Since it’s cloud-based, SecureAnywhere works best when there’s an Internet connection. In the era of ubiquitous broadband, that’s not going to be a problem for many people, particularly gamers. And though it’s lightweight and short on local storage requirements, SecureAnywhere is surprisingly high on adjustable settings. There’s well over 100 of them, and you can export your settings to make setup on another PC quick and easy. In terms of pricing, Webroot is currently at $19.99 for a single device for one year.
Arguing over the best free antivirus is a lot like debating beers. Some prefer a fuller bodied ale with hints of fruits and spices, while others go for a less bitter lager to quench their thirst. And so it goes in our free antivirus category in which we narrowed the choices down to Avira and BitDefender. We ultimately gave the nod to Avira, but it was close.
We chose Avira because of the level of customization available. Whether you want to duck your head into the software’s menus and start fiddling with knobs and dials is up to you, but if you do decide to tweak Avira’s behavior, you’ll find a modest toolchest of options.

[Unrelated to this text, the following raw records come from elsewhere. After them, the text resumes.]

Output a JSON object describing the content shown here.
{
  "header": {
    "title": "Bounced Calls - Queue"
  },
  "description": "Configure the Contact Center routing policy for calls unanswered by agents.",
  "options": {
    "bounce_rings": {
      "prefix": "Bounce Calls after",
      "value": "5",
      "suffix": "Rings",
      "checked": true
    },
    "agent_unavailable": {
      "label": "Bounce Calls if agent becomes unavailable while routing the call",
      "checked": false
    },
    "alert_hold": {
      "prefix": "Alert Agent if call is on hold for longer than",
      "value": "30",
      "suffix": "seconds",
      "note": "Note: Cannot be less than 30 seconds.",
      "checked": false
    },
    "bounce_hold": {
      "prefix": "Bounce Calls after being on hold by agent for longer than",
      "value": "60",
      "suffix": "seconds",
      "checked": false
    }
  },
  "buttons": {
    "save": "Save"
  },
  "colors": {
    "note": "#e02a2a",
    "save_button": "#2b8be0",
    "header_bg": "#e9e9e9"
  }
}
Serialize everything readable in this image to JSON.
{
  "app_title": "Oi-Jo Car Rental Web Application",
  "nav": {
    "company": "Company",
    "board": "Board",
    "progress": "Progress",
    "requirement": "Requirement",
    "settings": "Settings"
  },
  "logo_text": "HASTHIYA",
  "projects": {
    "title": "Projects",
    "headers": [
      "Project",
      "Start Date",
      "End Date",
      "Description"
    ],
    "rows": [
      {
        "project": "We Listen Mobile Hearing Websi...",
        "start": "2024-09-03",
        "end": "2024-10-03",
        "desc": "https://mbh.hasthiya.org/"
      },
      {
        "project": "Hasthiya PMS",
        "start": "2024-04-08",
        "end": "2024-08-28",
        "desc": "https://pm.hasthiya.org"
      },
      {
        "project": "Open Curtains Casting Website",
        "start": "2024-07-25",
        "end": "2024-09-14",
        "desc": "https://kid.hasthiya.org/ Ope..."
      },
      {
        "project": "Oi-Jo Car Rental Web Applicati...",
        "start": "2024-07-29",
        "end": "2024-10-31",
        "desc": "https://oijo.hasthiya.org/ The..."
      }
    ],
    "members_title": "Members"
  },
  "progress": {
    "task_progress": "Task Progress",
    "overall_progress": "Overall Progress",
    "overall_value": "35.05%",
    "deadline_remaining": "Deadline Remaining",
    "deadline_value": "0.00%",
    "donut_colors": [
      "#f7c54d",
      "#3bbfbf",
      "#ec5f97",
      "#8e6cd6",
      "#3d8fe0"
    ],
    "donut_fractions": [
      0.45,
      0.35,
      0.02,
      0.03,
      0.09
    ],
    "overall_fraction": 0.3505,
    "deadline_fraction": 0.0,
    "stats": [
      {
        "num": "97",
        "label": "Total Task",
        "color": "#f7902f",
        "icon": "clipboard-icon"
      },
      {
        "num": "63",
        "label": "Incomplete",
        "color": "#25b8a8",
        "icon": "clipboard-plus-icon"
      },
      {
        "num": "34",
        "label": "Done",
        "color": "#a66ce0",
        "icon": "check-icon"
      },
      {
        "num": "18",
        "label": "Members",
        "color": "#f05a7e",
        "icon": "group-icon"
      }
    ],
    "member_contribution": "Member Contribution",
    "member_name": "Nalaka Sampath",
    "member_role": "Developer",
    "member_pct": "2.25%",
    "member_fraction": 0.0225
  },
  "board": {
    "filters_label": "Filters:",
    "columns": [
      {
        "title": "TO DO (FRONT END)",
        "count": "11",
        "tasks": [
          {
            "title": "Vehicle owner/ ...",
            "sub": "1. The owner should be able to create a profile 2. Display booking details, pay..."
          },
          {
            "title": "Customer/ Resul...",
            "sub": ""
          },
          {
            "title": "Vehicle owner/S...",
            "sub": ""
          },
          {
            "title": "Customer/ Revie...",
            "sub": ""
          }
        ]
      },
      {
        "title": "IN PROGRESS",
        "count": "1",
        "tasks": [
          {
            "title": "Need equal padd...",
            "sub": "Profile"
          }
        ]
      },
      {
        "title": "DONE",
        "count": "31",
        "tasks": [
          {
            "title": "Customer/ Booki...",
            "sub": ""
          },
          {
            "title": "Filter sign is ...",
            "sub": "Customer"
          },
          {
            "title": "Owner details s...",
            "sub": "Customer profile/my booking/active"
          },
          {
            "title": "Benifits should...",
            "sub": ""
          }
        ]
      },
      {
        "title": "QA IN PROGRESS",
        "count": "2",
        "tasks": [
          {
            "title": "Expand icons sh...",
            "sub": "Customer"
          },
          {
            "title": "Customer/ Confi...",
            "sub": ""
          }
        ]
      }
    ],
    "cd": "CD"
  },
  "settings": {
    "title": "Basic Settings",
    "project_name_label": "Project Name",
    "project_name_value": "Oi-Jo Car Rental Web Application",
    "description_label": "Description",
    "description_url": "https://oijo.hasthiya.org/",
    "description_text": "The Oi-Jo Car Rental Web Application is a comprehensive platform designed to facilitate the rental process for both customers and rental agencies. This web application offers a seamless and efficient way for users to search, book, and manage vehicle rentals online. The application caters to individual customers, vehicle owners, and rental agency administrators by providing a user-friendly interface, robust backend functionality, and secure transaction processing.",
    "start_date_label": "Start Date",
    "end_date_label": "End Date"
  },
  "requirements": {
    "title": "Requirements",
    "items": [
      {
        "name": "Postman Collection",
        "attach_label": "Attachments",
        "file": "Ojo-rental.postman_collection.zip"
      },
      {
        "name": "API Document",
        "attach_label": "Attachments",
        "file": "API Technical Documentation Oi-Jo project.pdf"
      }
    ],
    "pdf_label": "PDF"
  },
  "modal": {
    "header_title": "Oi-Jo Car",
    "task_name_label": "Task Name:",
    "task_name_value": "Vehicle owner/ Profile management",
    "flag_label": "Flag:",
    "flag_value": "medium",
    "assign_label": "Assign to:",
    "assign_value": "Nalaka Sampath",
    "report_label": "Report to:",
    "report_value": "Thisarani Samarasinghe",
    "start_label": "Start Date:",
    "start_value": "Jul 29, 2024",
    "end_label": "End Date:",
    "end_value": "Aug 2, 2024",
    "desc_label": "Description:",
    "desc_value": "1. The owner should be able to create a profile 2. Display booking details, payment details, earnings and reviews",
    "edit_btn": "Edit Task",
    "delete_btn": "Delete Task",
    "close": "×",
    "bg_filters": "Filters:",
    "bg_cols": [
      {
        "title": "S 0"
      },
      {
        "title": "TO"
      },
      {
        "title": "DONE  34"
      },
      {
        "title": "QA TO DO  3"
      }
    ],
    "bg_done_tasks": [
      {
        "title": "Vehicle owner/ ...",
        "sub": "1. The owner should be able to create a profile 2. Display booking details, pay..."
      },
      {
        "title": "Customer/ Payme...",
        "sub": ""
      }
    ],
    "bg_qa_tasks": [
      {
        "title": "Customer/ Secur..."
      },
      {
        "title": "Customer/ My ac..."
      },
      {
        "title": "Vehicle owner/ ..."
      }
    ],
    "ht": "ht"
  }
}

One setting we highly recommend enabling is to search for rootkits before scanning. It will increase scan times, but rootkits are particularly nasty in how they dig their hooks deep in the OS, so it’s better to err on the side of safety.
You can also configure how aggressively Avira scans for zero-day threats through heuristic analysis, which is set to a medium detection level by default. Cranking it up to high puts Avira in an extra cautious state, but at the risk of reporting false positives. Putting it on low has the opposite effect, or you can turn off heuristic analysis altogether, an option we don’t advise.
Avira’s scan engine isn’t the fastest on the block but it routinely racks up awards from independent testing labs, including AV-Test, AV-Comparatives, and Virus Bulletin. You don’t get to over 400 million downloads in the AV space unless you’re doing something right, and clearly Avira is.
What you don’t get with the free version of Avira is a Game Mode. And though Avira doesn’t cost any money, you pay for it through ads. This is where BitDefender’s free version has the advantage. In contrast, it doesn’t use ads or nag users with pop-ups, and it pauses system scans when you’re gaming. It’s a no-fuss solution, though the downside there’s not much in the way of options, just a couple of on/off switches.